# finding change of coordinate basis using identity function

I want to find the change of coordinate matrix using $[I]_{\beta^{'}}^\beta$ that changes ${\beta^{'}}$ coordinates into ${\beta}$ coordinates.

$${\beta^{'}}=\{(0,10),(5,0)\}$$ $${\beta}=\{(-1,3),(2,-1)\}$$

I don' have any problems writing a linear transformation as a matrix when the basis are the standard basis but when the basis are not standard then I seem to be getting the wrong answers.

I computed $[I]_{\beta^{'}}^\beta$ by first computing the identity function with respect to $\beta^{'}$ and got

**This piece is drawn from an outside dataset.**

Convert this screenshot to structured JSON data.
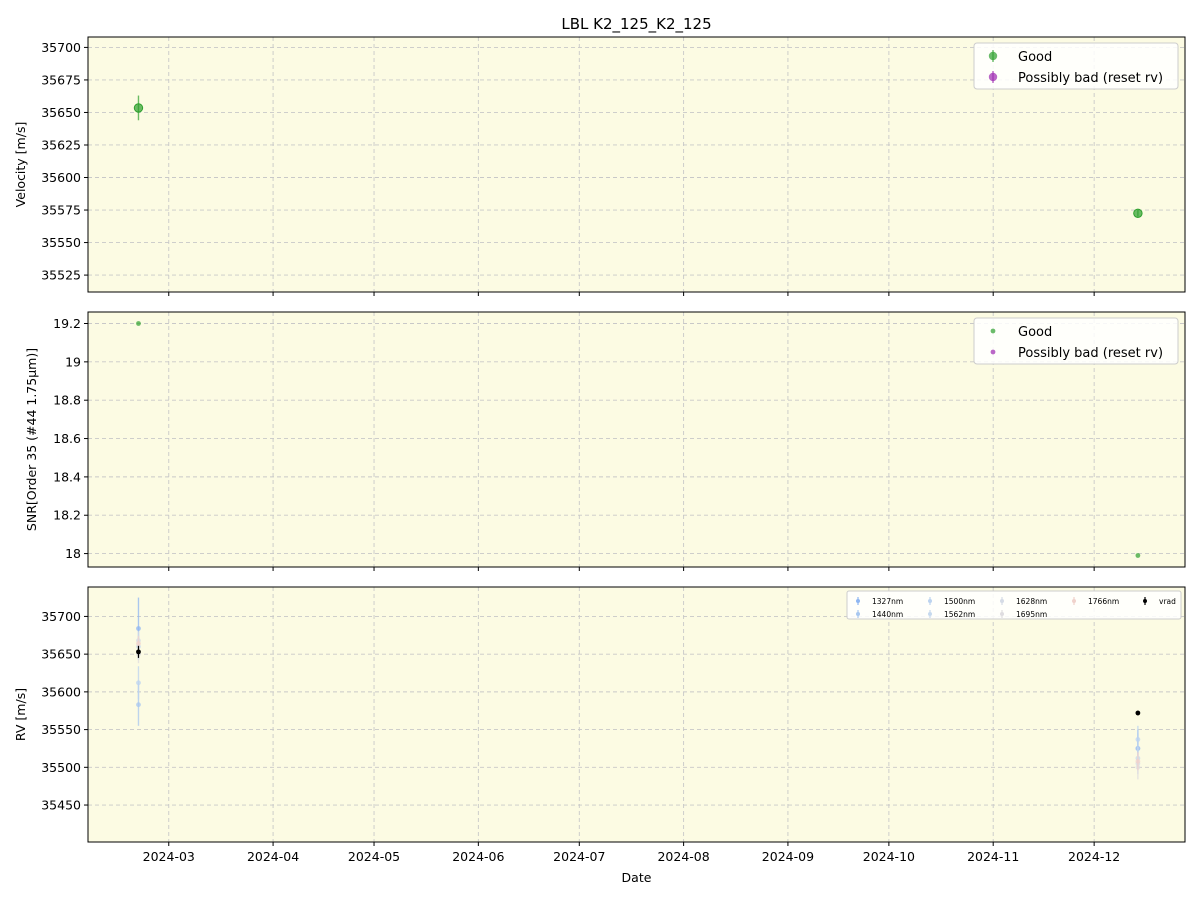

$$I(0,10)=(0,10)$$ $$I(5,0)=(5,0)$$

Then when I try to write these vectors in with respect to $\beta$, similar to how I would with respect to the standard basis I get

$$\begin{bmatrix} 30 & -5 \\ -10 & 10\\ \end{bmatrix}$$

• Note that $A(A^{-1}B)=B$, with $A$ having the basis vectors of $\beta$ as columns, and $B$ having basis vectors of $\beta'$ as columns. – Abishanka Saha Dec 12 '17 at 16:15

I'm not sure how you are getting that final matrix. The first column should be the vector $(0, 10)^T$ written in terms of the basis $\beta$ and the second column should be $(5,0)^T$ written in terms of the basis $\beta$.

In other words, to obtain the first column, you are looking to solve the following vector equation

$$\begin{pmatrix} 0 \\ 10 \end{pmatrix} = a \begin{pmatrix} -1 \\ 3 \end{pmatrix} + b \begin{pmatrix} 2 \\ -1 \end{pmatrix}$$

This is equivalent to the system of equations

\begin{align} &0 = -a + 2b \\ &10 = 3a - b \end{align}

Solving this I get $a = 4$ and $b = 2$ so the first column in the transition matrix is $(4,2)^T$. The second column is found analogously.

If you can find $[I]^e_\beta$ - the change of co-ordinate transformation from $\beta$ to $e$, the standard basis - and the transformation $[I]^e_{\beta'}$ from $\beta'$ to $e$, then you can compose them, just remember that ${[I]^e_{\beta'}}^{-1} = [I]^{\beta'}_e$.